Overall, the student protests in Germany have been an important aspect that attempts to disrupt “business as usual” at German universities over seven months into an ongoing genocide in Gaza that the German state is complicit in and which German academia has widely stayed silent on. Challenges that the pro-Palestine movement is confronted with, in general, regarding state repressions, criminalization, and police violence, have also hit the student movement on the campuses. Simultaneously, as can be seen by the discrepancies in demands by different student groups, many challenging questions of tactics and strategy continue to unfold. Concrete demands like opening up spaces on campus to discuss BDS or getting rid of the IHRA definition of Antisemitism are points that students can win over other students on and raise consciousness. Such tangible demands also give the students leverage vis a vis the university administration on the grounds of freedom of expression.

The student movement in Germany has made a brave step forward to bring the call for a free Palestine to the university campuses. Despite vicious smear campaigns by bourgeois media as well as university administrations, students continue to stand up against the genocide in Gaza, as well as the German state’s complicity in aiding and abetting the ongoing slaughtering of over 35.000 Palestinians in Gaza. In general, the student movement in Germany and the pro-Palestine movement must now build broad alliances based on a united front. This means mobilizing on common ground with key demands to build up pressure and reach as many people as possible.

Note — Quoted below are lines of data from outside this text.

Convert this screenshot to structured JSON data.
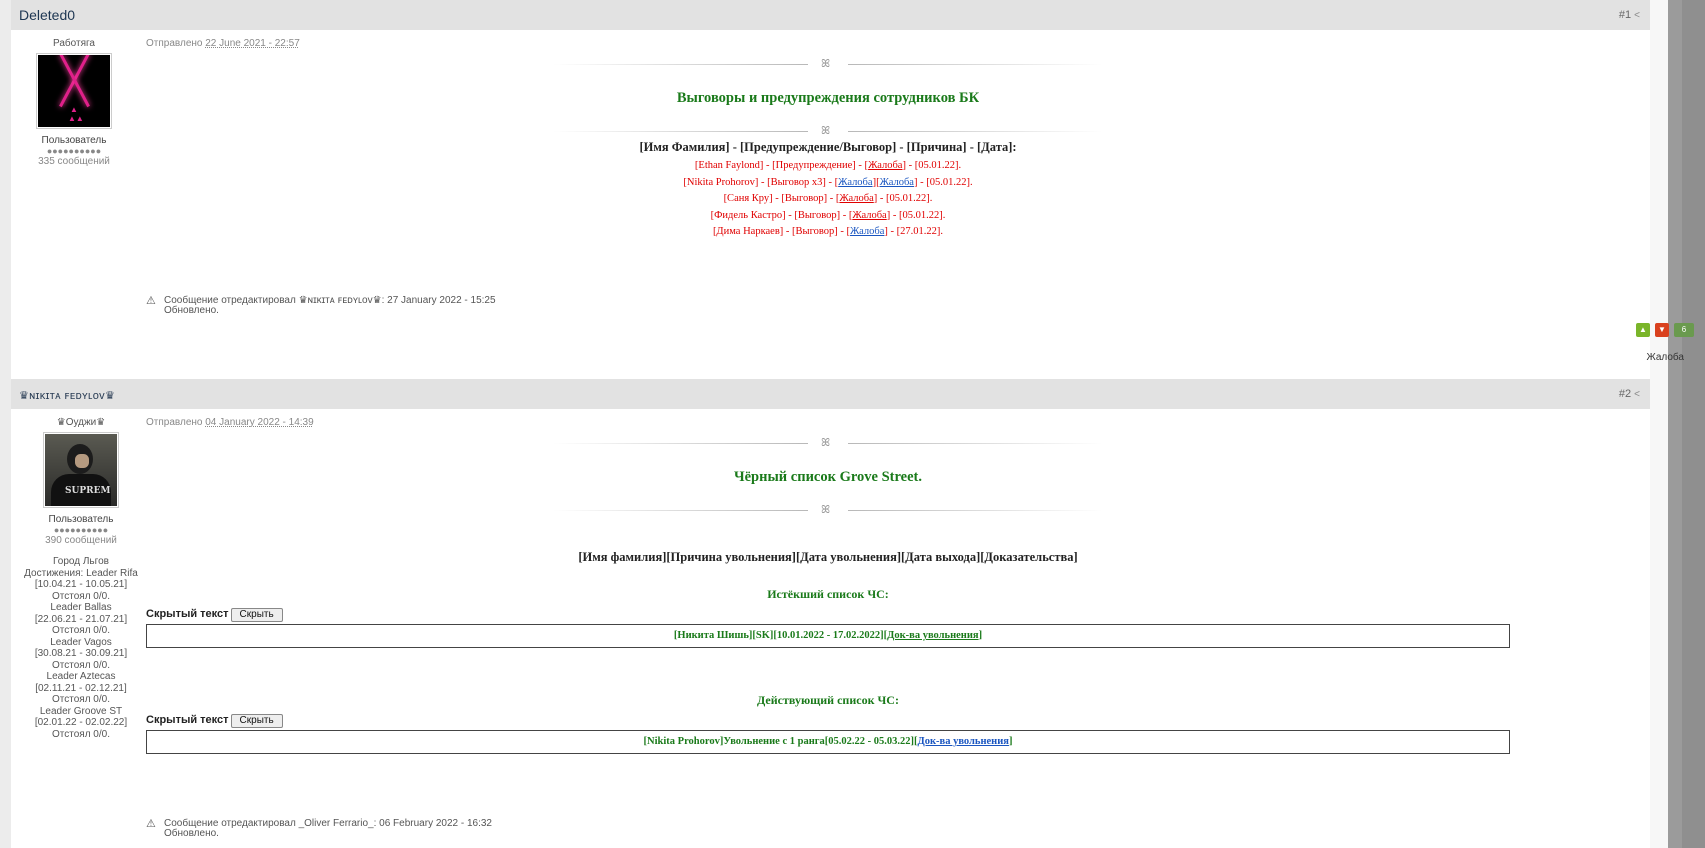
{
  "posts": [
    {
      "author": "Deleted0",
      "number": "#1",
      "rank_title": "Работяга",
      "group": "Пользователь",
      "pips": "●●●●●●●●●●",
      "post_count": "335 сообщений",
      "posted_prefix": "Отправлено",
      "posted_date": "22 June 2021 - 22:57",
      "title": "Выговоры и предупреждения сотрудников БК",
      "header_row": "[Имя Фамилия] - [Предупреждение/Выговор] - [Причина] - [Дата]:",
      "rows": [
        {
          "pre": "[Ethan Faylond] - [Предупреждение] - [",
          "link1": "Жалоба",
          "mid": "",
          "link2": "",
          "post": "] - [05.01.22]."
        },
        {
          "pre": "[Nikita Prohorov] - [Выговор x3] - [",
          "link1": "Жалоба",
          "mid": "][",
          "link2": "Жалоба",
          "post": "] - [05.01.22]."
        },
        {
          "pre": "[Саня Кру] - [Выговор] - [",
          "link1": "Жалоба",
          "mid": "",
          "link2": "",
          "post": "] - [05.01.22]."
        },
        {
          "pre": "[Фидель Кастро] - [Выговор] - [",
          "link1": "Жалоба",
          "mid": "",
          "link2": "",
          "post": "] - [05.01.22]."
        },
        {
          "pre": "[Дима Наркаев] - [Выговор] - [",
          "link1": "Жалоба",
          "mid": "",
          "link2": "",
          "post": "] - [27.01.22]."
        }
      ],
      "edit_text": "Сообщение отредактировал ♛ɴɪᴋɪᴛᴀ ꜰᴇᴅʏʟᴏᴠ♛: 27 January 2022 - 15:25",
      "edit_reason": "Обновлено.",
      "rep_count": "6",
      "report_label": "Жалоба"
    },
    {
      "author": "♛ɴɪᴋɪᴛᴀ ꜰᴇᴅʏʟᴏᴠ♛",
      "number": "#2",
      "rank_title": "♛Оуджи♛",
      "group": "Пользователь",
      "pips": "●●●●●●●●●●",
      "post_count": "390 сообщений",
      "custom_fields": [
        "Город Льгов",
        "Достижения: Leader Rifa",
        "[10.04.21 - 10.05.21]",
        "Отстоял 0/0.",
        "Leader Ballas",
        "[22.06.21 - 21.07.21]",
        "Отстоял 0/0.",
        "Leader Vagos",
        "[30.08.21 - 30.09.21]",
        "Отстоял 0/0.",
        "Leader Aztecas",
        "[02.11.21 - 02.12.21]",
        "Отстоял 0/0.",
        "Leader Groove ST",
        "[02.01.22 - 02.02.22]",
        "Отстоял 0/0."
      ],
      "posted_prefix": "Отправлено",
      "posted_date": "04 January 2022 - 14:39",
      "title": "Чёрный список Grove Street.",
      "header_row": "[Имя фамилия][Причина увольнения][Дата увольнения][Дата выхода][Доказательства]",
      "section1_title": "Истёкший список ЧС:",
      "spoiler_label": "Скрытый текст",
      "spoiler_button": "Скрыть",
      "section1_row_pre": "[Никита Шишь][SK][10.01.2022 - 17.02.2022][",
      "section1_row_link": "Док-ва увольнения",
      "section1_row_post": "]",
      "section2_title": "Действующий список ЧС:",
      "section2_row_pre": "[Nikita Prohorov]Увольнение с 1 ранга[05.02.22 - 05.03.22][",
      "section2_row_link": "Док-ва увольнения",
      "section2_row_post": "]",
      "edit_text": "Сообщение отредактировал _Oliver Ferrario_: 06 February 2022 - 16:32",
      "edit_reason": "Обновлено."
    }
  ],
  "colors": {
    "header_bg": "#e2e2e2",
    "title_green": "#1a7a1a",
    "row_red": "#e00000",
    "link_blue": "#1a55c0"
  }
}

Polls continue to show that over 60 percent of people in Germany are against Israel’s actions in Gaza. Through mechanisms of smearing all pro-Palestine actions as “terrorist sympathizers” and “anti-semites,” German bourgeois media is, of course, able to deter many people from joining protests or raising their voices for Palestine. The ferocity of the German state’s repressions against the pro-Palestine movement shows that the fear that 60 percent of the population will rise is very real. Thus, pro-Palestine activists must try to mobilize the masses onto the streets and continue to push the struggle forward.